Work instructions:
Wherever "Upload" shows up in the records below, copy the whole line.
:: Dataset content ::
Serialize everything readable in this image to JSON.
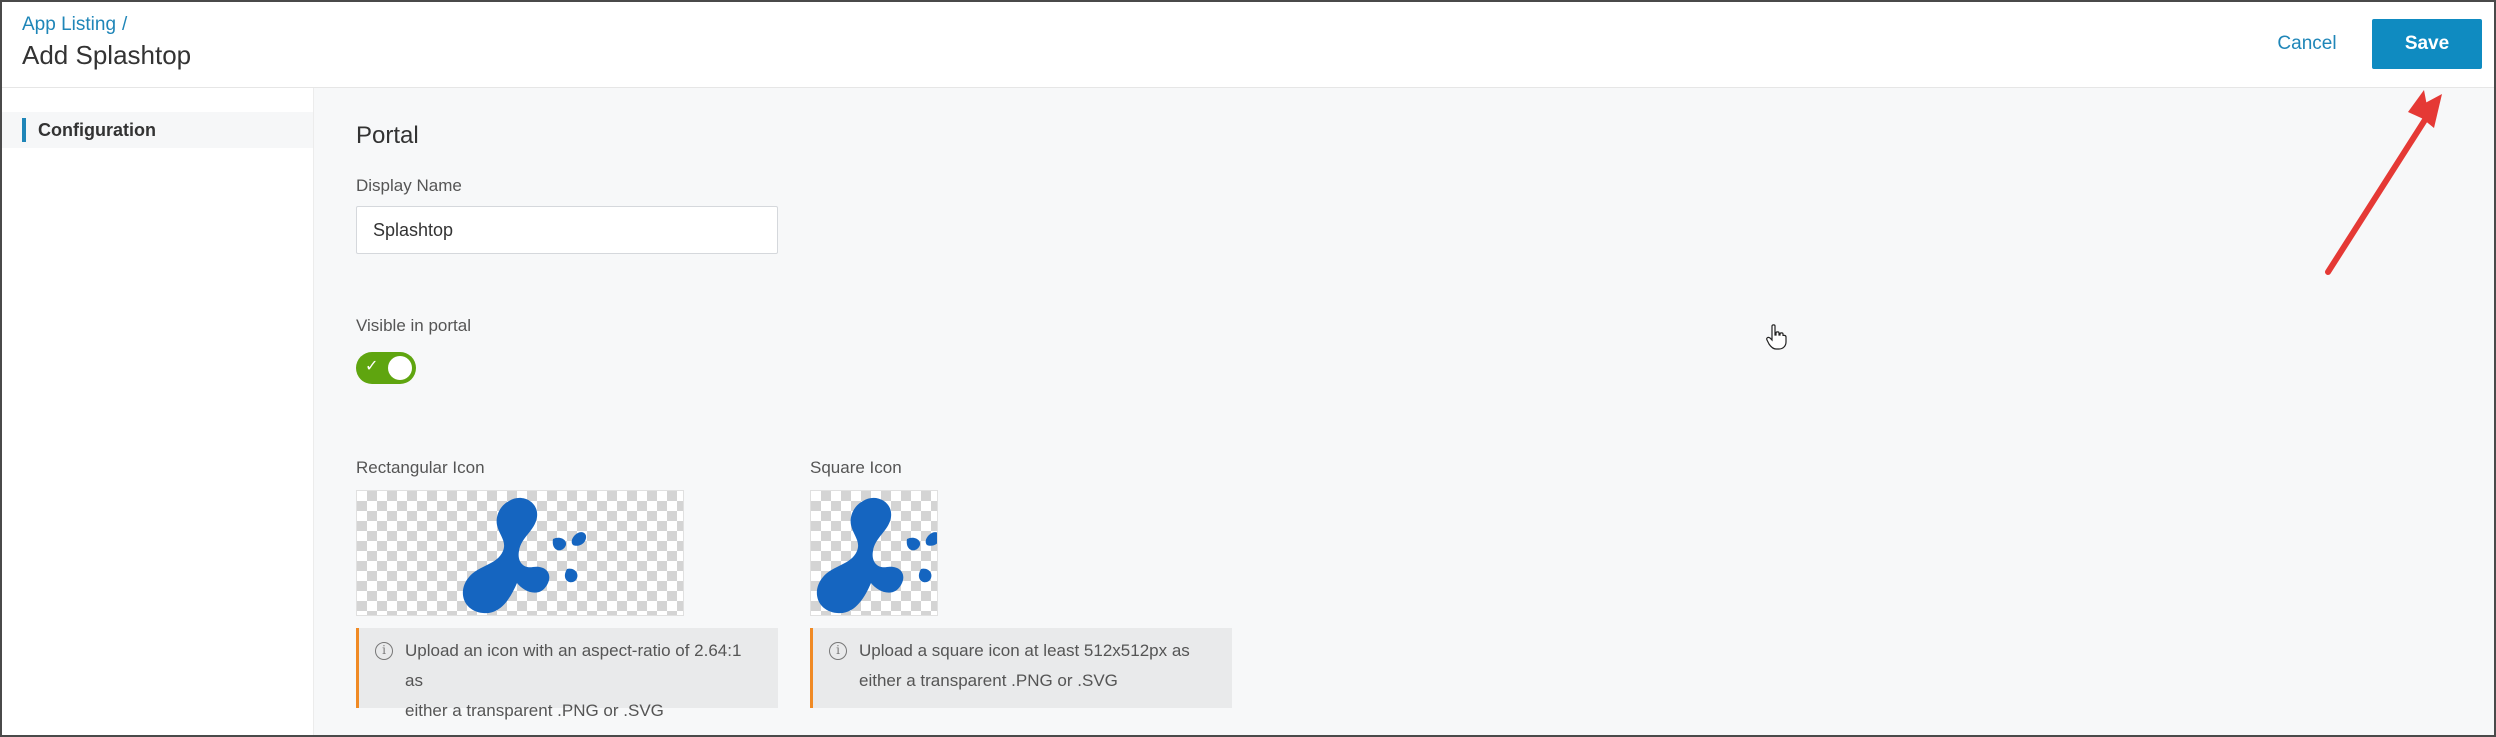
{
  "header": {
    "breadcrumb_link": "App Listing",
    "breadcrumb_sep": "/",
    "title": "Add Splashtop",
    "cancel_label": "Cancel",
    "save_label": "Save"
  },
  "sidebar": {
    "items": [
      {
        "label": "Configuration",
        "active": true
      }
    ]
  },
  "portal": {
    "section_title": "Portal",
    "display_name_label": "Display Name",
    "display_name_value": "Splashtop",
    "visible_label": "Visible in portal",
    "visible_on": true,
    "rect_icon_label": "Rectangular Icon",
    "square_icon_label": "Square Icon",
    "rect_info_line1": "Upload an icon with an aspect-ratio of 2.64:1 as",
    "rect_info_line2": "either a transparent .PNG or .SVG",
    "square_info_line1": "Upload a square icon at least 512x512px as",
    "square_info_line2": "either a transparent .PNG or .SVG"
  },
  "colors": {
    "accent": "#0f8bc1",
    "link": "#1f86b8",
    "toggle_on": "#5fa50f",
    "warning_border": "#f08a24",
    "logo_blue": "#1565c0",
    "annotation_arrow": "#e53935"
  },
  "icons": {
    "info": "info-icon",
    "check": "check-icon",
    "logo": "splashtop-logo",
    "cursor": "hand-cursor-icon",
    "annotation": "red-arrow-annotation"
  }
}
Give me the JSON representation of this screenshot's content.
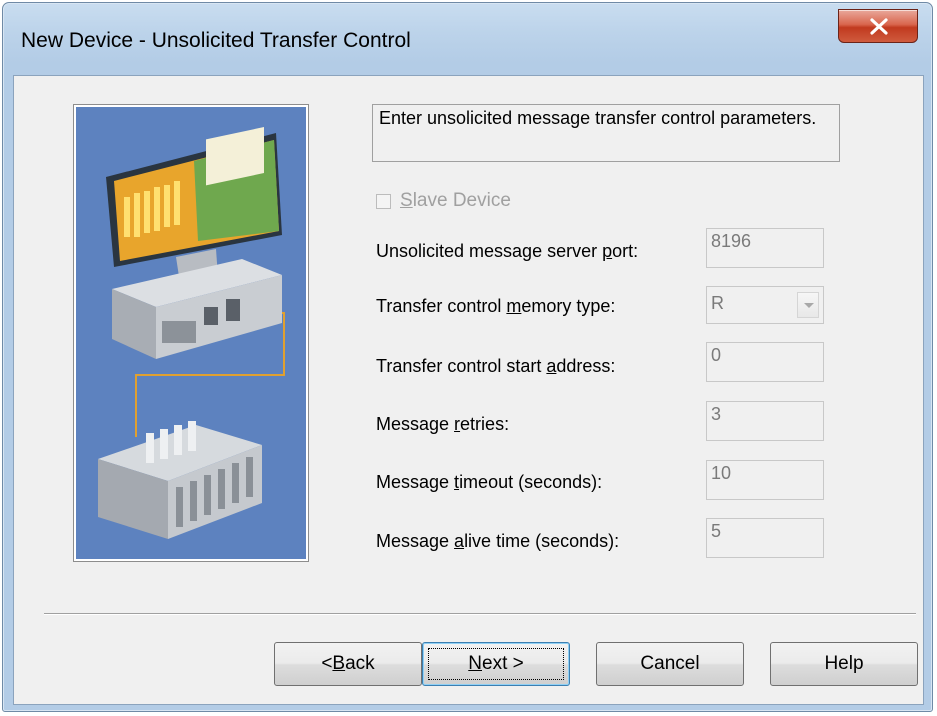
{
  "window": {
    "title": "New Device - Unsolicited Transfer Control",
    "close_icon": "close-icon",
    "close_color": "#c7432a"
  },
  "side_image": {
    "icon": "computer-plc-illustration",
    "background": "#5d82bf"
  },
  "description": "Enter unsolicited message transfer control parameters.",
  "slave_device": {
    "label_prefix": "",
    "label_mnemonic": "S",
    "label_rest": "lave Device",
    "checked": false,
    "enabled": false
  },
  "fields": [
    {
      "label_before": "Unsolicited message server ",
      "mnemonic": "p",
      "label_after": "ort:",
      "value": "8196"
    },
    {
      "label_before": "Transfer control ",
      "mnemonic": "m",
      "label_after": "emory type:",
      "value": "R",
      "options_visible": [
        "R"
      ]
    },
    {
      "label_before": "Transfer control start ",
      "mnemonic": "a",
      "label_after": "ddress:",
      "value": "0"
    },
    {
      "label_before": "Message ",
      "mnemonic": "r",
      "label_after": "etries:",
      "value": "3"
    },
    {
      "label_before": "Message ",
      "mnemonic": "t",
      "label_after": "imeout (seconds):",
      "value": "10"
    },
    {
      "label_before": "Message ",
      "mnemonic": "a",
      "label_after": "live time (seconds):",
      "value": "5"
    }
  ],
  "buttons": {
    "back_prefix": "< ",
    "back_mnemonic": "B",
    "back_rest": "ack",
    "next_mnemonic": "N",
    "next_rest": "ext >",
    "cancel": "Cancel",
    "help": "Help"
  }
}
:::
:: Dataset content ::
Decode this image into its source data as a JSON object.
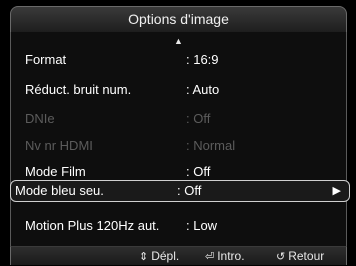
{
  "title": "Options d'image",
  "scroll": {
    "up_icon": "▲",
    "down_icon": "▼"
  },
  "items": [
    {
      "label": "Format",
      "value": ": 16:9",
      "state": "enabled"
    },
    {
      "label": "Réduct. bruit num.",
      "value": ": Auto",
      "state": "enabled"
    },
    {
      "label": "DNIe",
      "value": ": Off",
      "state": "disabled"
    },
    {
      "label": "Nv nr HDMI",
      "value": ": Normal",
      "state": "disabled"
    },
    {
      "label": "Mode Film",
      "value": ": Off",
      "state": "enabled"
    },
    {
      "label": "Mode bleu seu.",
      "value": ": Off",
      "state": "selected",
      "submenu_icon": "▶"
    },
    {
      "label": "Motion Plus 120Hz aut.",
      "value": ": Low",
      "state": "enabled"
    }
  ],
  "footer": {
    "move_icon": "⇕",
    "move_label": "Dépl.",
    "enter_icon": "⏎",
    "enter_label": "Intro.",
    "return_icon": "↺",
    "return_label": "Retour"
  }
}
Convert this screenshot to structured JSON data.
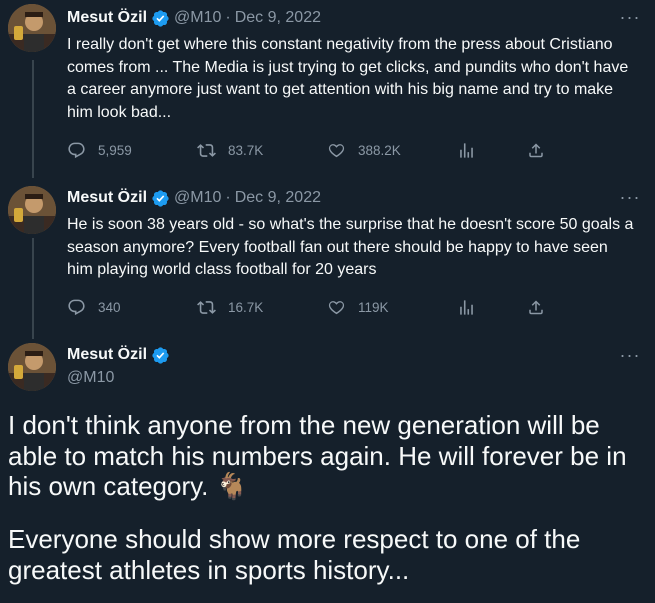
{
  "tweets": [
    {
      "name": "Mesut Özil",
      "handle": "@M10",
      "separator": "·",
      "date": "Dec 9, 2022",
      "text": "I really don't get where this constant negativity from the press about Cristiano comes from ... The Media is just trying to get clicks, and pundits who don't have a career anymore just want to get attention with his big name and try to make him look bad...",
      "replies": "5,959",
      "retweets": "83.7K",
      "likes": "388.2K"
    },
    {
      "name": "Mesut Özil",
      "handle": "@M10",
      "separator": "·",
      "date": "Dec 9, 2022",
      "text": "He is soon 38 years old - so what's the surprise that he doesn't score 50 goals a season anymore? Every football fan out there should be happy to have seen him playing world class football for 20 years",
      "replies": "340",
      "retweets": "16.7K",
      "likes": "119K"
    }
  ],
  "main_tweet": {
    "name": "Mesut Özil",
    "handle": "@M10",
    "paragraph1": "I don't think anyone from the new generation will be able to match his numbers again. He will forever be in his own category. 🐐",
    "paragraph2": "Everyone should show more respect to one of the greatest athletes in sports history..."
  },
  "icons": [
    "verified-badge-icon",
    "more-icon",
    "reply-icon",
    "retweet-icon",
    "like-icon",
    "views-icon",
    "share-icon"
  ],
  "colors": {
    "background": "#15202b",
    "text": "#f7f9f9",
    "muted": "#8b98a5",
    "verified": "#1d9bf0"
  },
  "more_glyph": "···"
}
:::
Completed task:
    "rect_info_line1": "Upload an icon with an aspect-ratio of 2.64:1 as",
    "square_info_line1": "Upload a square icon at least 512x512px as",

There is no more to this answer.